6. A water content indicator for liquid mixtures, comprising a power transformer, two multielement tubes, a milliammeter, electrically connected between an element of one of the tubes and the transformer, a pair of electrodes immersed in the liquid, said electrodes being electrically connected between an element of the second tube and the transformer, an electrical circuit including said tubes and the transformer, a choke coil in the electrical circuit, a double pole switch, one side of said switch being grounded and the other side of said switch being connected to an element of the second tube, one of said electrodes being electrically connected to said switch whereby the'circuit, including the electrodes, may

be manually changed to include two elements of said second tube or one element of said second tube and ground.

'7. A water content indicator for liquid mixtures, comprising a power transformer, a pair of multi-element tubes, a milliammeter, said milliammeter being connected between the power transformer and an element of one of the tubes,

a pair of electrodes immersed in the liquid, said electrodes being connected between-two elements of the second tube, and an electrical circuit including the tubes and the transformer.

8. A water content indicator for liquid mixtures, comprising a power transformer, a pair of multi-element tubes, a milliammeter, said milliammeter being connected between the power transformer and an element of one of the tubes, 2. pair of electrodes immersed in the liquid, said electrodes being connected between two elements of the second tube, an electrical circuit including the tubes and the transformer, and a change over switch whereby said electrodes are connected between two elements of the second tube, or between one element of the second tube and ground.

JAMES LLOYD ODONNELL.

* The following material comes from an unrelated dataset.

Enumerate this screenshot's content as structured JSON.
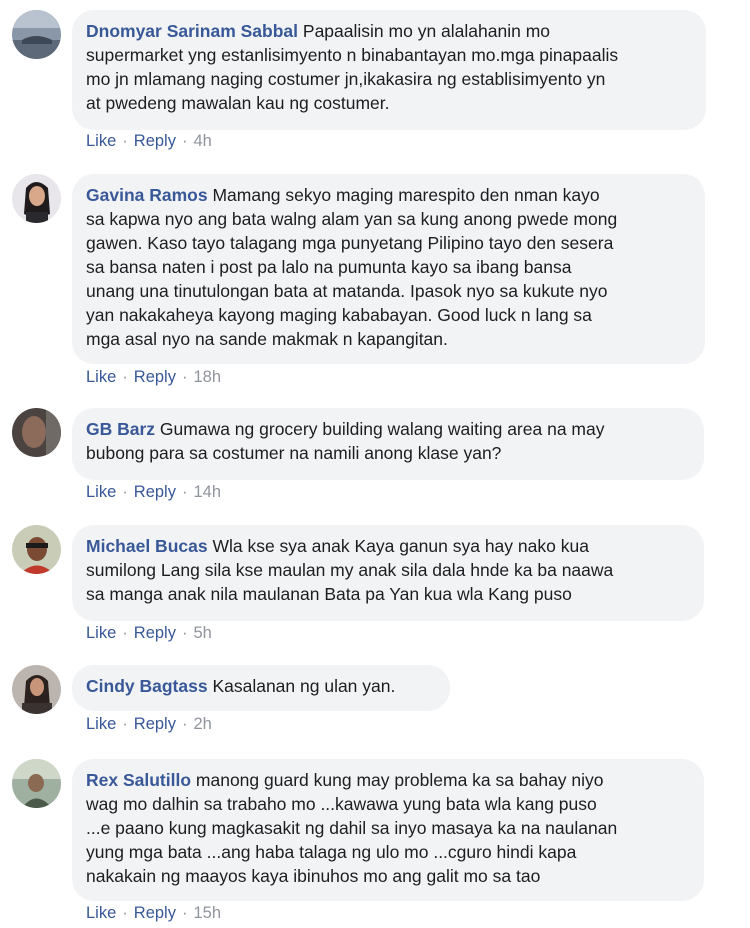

Referenced by
Citing PatentFiling datePublication dateApplicantTitle
US2440386 *Sep 30, 1943Apr 27, 1948Stein Frederick WCell for measuring the electrical characteristics of materials
US2560209 *Jan 18, 1949Jul 10, 1951Economics LabConductivity cell
US2617299 *Dec 27, 1946Nov 11, 1952Ennis Julia FApparatus for measuring oil and water production of wells
US3004214 *Oct 21, 1958Oct 10, 1961Wells Arthur NApparatus for determining ideality of aqueous solutions and mixtures
US3314059 *Sep 24, 1962Apr 11, 1967Albert Keep GeorgeApparatus for detecting and controlling the presence of sewage and other sludges in a liquid
US4137495 *Mar 25, 1977Jan 30, 1979Brown David M BOil detector
US4219776 *Aug 25, 1978Aug 26, 1980The Regents Of The University Of CaliforniaMethod and apparatus for measuring in situ density and fabric of soils
US4455531 *Jul 6, 1981Jun 19, 1984First Taxing District, Water Department Of The City Of Norwalk, ConnecticutConductance probe for detection of immiscible liquids
US5489849 *Mar 14, 1994Feb 6, 1996Massachusetts Institute Of TechnologyHigh accuracy calibration-free electrical parameter measurements using differential measurement with respect to immersion depth
US5627309 *Oct 19, 1995May 6, 1997Heckman; James R.Method for determining presence of water
USRE30007 *Aug 24, 1976May 22, 1979United States Surgical CorporationHematocrit measurements by electrical conductivity
Classifications
U.S. Classification324/448, 324/434
International ClassificationG01N27/04
Cooperative ClassificationG01N27/048
European ClassificationG01N27/04E